Last week I may have been unduly harsh on mobile use of the web and internet. Initially I considered it in reference to its traditional counterpart. In fact the internet accessed through a mobile phone or handheld computer is a different beast altogether.
Whereas the desktop internet, in its most common use, is a medium primarily of information consumption, the mobile web is more about publishing and sharing.
This shouldn’t be so surprising, considering the mobile phone is an appliance designed for telecommunication whereas the computer, in common parlance, is a “workstation”. What is interesting, however, is how mobile technology makes delivering all sorts of material – from video to text – so much easier than a desktop computer, despite its size and relative lack of computing oomph.
I had the opportunity this past week to take a road trip down the Alaska Highway to Vancouver. Before I left I set up a small blog to which I planned to publish photos and stories of my short journey using just my handheld smartphone, a Palm Treo.
It was just for my family and was intended more as an experiment than a serious project. Because I was going to be so mobile (constantly driving) and in mostly rural areas, I fully expected the effort to be for naught.
The opposite quickly became true. Much of the highway down through BC is blanketed with data-enabled cell access. I was instantly addicted to sticking my smartphone into the air through my sunroof, snapping a picture, and publishing it to the blog. The entire act took only a few minutes. I started to publish every moose, caribou, bear, and bunny I spotted to my blog.
It was much easier and less time consuming than using a desktop computer. I think this is partly due to the fact that a smartphone is a much more technically integrated device. But it’s also the fact that hurling down the highway I’m enveloped in wireless internet access for vast distances; the process is so inspired and immediate.
During the early years of the internet’s burgeoning popularity a student at MIT had fashioned a crude video broadcast unit like some latter day suit of armour. He wore it everywhere (even the bathroom, apparently) and used it to transmit his every moment to the internet for all to see.
It occurred to me that I was using an evolved method of his seminal efforts to publish, while not every minute, at least selected snapshot moments of my own journey (though, I admit, I did publish one interesting outhouse moment). My smartphone was the equivalent of his mammoth contraption barely a decade later.
My photo blog grew into a crude, disjointed photo album of mostly meaningless, unrecognizable images. I don’t know as anyone in my family really received any benefit from this mishmash of images, save the solace of knowing I hadn’t yet crashed up in my haste to reach civilization.
But it gave me secret pleasure to know I’d fashioned a somewhat unique form of documentary reportage for the digital age.
It’s interesting to note, however, that even my adventurous publishing efforts pale in comparison to what I might have been able to accomplish in other parts of the globe.
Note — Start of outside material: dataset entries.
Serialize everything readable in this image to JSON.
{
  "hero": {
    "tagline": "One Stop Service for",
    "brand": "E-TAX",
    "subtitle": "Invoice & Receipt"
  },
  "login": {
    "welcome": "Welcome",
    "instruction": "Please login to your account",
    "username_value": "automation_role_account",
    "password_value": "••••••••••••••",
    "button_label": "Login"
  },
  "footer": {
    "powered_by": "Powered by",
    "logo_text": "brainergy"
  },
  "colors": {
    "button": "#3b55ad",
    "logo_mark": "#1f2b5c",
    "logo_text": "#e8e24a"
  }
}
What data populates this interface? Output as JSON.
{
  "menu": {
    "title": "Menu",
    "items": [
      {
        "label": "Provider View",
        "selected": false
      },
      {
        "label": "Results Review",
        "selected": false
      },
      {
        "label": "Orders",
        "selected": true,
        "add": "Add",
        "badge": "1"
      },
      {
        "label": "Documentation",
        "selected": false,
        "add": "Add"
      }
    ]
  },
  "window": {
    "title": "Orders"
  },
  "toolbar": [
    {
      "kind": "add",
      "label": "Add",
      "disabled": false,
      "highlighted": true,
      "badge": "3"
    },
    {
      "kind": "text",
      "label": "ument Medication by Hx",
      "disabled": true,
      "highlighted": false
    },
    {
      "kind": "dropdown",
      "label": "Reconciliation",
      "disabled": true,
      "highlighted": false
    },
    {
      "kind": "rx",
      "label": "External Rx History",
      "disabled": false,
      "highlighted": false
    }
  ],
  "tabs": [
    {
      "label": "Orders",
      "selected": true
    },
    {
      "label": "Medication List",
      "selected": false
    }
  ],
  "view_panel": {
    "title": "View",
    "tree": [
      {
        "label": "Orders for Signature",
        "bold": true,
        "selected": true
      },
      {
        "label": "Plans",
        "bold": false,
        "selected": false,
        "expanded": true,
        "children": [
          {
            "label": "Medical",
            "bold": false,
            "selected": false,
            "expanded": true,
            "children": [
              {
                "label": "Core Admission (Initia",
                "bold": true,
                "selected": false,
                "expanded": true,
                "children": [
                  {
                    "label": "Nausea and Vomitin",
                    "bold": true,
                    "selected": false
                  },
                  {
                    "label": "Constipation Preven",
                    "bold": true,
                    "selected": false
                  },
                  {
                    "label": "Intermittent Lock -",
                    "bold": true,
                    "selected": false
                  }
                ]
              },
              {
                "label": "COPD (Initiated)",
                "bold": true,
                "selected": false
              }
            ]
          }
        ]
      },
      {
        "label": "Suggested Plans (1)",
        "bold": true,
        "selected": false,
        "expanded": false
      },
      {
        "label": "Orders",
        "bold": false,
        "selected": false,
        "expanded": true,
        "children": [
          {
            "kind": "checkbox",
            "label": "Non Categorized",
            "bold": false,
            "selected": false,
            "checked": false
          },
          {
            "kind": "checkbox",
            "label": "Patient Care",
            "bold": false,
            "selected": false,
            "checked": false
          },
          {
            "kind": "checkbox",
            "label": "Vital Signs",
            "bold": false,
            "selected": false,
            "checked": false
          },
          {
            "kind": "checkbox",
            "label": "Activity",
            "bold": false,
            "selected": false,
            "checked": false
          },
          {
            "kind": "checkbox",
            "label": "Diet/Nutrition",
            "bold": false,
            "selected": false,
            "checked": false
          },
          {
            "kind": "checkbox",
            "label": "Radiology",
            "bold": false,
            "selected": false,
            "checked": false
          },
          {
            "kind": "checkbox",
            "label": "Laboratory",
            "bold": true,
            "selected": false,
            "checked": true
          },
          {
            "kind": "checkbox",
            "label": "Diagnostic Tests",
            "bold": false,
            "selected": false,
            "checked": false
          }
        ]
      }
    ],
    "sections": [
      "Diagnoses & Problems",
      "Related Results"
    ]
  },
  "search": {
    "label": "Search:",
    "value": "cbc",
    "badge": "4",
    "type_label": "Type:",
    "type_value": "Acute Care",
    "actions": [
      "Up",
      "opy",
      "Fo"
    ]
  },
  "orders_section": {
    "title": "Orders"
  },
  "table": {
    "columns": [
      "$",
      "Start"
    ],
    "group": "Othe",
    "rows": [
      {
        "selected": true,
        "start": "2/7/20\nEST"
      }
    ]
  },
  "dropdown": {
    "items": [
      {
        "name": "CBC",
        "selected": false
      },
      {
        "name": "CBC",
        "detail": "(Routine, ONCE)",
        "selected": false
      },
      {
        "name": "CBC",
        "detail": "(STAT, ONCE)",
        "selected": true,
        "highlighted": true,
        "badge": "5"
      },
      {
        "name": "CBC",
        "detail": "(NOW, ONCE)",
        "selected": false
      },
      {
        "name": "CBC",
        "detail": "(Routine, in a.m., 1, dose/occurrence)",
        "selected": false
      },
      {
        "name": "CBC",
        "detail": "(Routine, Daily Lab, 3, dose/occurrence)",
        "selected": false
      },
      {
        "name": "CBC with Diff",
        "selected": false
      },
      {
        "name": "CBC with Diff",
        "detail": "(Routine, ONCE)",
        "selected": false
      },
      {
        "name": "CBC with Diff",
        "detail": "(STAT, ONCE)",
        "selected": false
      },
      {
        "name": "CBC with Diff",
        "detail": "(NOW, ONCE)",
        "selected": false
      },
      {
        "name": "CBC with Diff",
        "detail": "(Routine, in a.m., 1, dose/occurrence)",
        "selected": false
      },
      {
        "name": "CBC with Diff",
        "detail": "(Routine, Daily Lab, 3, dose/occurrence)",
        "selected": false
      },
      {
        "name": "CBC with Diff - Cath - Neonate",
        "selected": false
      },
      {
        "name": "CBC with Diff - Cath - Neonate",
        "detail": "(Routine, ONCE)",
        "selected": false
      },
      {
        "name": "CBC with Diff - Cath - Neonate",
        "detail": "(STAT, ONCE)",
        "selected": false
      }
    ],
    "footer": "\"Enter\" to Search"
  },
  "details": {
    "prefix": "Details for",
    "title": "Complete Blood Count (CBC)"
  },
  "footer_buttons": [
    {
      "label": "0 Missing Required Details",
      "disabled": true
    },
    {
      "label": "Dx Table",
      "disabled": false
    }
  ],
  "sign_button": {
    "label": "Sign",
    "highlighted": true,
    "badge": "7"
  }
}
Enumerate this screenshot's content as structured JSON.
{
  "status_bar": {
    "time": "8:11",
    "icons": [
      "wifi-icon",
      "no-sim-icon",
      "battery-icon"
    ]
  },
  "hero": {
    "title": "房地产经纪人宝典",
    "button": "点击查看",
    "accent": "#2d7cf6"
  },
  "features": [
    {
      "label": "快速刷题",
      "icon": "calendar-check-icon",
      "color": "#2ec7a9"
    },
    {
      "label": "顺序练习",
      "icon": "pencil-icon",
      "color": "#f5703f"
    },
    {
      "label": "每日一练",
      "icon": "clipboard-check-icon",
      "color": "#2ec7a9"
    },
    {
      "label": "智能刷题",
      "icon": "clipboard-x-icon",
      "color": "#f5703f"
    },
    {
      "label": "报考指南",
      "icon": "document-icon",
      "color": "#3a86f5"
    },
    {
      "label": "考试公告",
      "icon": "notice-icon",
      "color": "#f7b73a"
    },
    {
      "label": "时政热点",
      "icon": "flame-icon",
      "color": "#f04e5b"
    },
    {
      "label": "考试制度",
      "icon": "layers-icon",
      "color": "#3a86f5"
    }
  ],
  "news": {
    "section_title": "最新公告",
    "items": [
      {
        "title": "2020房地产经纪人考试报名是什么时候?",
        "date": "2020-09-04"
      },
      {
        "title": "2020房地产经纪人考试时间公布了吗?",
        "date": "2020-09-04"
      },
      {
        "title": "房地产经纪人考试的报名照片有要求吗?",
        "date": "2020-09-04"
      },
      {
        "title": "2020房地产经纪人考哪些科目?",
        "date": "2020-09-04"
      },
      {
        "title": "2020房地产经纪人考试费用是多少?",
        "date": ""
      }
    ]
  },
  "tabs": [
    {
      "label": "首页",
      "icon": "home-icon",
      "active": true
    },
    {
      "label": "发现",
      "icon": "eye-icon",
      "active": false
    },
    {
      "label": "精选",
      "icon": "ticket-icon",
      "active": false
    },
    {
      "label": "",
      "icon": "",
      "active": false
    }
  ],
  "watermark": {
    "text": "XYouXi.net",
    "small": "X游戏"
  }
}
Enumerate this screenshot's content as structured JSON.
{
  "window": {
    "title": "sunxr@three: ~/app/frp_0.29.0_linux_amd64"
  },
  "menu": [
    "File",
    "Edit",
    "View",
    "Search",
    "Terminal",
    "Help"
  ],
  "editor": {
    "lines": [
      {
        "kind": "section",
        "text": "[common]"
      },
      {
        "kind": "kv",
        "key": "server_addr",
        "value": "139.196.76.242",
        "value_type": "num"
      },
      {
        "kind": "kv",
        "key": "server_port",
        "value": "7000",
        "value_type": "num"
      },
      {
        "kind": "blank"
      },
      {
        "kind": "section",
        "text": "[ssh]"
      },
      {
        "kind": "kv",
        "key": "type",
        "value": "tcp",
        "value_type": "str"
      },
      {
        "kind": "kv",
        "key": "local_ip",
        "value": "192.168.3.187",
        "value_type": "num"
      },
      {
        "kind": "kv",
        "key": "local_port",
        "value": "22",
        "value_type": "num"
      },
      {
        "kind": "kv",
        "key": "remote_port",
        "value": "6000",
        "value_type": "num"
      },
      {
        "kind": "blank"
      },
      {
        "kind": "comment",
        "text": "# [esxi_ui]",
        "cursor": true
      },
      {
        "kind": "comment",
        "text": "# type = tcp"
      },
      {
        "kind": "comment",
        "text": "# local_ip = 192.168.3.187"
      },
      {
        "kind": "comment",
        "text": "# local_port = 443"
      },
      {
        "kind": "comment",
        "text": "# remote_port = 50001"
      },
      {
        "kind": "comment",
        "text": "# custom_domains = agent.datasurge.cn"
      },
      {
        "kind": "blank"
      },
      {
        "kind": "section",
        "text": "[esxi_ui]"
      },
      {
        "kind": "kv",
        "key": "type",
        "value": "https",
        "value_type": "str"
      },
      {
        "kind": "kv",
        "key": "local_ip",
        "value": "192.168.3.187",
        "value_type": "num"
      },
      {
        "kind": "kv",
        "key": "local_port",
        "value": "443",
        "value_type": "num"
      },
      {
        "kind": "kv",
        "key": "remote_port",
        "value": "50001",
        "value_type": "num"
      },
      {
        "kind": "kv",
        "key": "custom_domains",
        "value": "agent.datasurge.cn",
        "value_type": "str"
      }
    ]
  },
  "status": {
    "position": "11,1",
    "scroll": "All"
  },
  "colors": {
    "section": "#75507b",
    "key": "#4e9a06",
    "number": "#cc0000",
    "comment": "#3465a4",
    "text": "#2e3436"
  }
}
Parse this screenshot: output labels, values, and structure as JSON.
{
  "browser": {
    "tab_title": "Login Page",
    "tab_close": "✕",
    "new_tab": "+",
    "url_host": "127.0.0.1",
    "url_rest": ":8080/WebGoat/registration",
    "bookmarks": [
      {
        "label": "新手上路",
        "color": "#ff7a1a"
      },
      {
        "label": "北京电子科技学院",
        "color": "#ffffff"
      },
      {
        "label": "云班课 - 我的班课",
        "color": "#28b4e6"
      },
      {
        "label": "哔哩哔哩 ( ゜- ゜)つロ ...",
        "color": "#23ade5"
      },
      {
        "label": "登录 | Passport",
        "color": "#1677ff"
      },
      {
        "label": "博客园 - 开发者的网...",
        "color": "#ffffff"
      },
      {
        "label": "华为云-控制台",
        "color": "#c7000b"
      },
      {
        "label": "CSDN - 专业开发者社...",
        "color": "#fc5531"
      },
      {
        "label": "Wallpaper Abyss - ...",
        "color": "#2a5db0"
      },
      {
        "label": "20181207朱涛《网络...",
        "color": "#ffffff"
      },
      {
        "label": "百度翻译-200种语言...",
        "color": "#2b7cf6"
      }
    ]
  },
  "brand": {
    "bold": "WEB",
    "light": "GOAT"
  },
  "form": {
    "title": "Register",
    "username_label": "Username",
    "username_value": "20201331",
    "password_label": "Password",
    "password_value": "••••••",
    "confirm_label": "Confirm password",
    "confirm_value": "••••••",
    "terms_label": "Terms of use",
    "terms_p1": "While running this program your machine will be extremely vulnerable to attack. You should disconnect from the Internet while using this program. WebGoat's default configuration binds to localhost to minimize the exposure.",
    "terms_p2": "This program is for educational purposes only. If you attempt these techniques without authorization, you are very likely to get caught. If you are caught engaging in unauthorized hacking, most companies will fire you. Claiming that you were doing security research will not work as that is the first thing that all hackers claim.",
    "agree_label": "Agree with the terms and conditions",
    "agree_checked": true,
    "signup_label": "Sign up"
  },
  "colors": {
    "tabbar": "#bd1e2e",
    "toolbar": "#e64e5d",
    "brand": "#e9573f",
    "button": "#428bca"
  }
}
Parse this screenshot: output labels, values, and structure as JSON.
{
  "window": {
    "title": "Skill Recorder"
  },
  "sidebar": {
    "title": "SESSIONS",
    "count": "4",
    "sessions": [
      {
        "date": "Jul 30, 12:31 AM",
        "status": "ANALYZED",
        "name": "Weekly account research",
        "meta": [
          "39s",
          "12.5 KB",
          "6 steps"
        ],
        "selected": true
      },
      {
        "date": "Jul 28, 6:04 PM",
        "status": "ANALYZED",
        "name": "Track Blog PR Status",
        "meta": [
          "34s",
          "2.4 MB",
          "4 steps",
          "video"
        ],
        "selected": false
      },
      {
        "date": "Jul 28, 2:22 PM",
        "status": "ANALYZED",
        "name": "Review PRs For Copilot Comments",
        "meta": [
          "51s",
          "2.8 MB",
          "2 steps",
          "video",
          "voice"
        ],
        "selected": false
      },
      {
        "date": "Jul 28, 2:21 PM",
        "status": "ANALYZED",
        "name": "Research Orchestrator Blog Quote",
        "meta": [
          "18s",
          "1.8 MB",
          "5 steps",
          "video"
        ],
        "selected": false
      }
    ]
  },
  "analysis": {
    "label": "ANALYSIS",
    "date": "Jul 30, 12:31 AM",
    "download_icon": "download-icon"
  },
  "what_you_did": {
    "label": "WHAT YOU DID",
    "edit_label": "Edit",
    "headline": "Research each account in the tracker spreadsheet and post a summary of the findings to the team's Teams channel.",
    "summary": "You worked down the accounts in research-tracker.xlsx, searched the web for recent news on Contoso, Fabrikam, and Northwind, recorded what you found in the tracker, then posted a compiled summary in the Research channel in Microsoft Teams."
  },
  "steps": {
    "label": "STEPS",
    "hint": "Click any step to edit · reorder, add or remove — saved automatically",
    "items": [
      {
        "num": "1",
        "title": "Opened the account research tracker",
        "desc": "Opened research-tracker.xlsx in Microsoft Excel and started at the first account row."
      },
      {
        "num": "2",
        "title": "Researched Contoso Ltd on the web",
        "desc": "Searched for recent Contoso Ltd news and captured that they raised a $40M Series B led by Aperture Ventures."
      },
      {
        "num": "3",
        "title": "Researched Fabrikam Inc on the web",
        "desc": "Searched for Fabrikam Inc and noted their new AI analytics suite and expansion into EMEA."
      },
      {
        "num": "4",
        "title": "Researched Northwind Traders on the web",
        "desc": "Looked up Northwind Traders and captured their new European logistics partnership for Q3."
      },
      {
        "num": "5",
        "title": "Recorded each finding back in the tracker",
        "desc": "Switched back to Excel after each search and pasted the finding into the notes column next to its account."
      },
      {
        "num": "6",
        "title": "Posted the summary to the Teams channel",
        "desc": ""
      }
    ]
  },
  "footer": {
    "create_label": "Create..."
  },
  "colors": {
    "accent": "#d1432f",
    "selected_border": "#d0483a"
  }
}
Last year in Ireland I received a demonstration of live handheld video teleconferencing from a sales guy in one of the zillions of mobile phone boutiques thay have over there. It was amazing, so totally Jetsons.
European and Asian cell phone networks are generally more advanced than the ones we have in North America, so for my personal purposes this was little more than a glimpse into the future.
However, rather than use these advanced networks and technologies for direct communication and downloading of media, as industry had expected, folks in the UK were more likely to use their phones as camcorders that could instantly publish to the web.
All the same, I found the boundless capacity of mobile publishing to be inspiring and enlightening. It will be quite difficult to return to my home office and chain myself back up to my desktop. Even my home wireless network, which barely reaches to the end of my backyard, will seem an invisible prison.
So in the spirit of the mobile internet, I’ve even composed this short column on my Treo while in unusual locations: standing on the Burrard Street Bridge; waiting in line for Bard on the Beach; on the Seabus; and in my car (don’t worry, I pulled over and parked).
I’ll soon be back in Whitehorse, where we may have the midnight sun but we don’t have truly wireless internet. How dark the days will seem.
First published in the Yukon News on Friday, August 4, 2006.
This work is licensed under a Creative Commons Attribution-NonCommercial-NoDerivs 2.0 Canada License.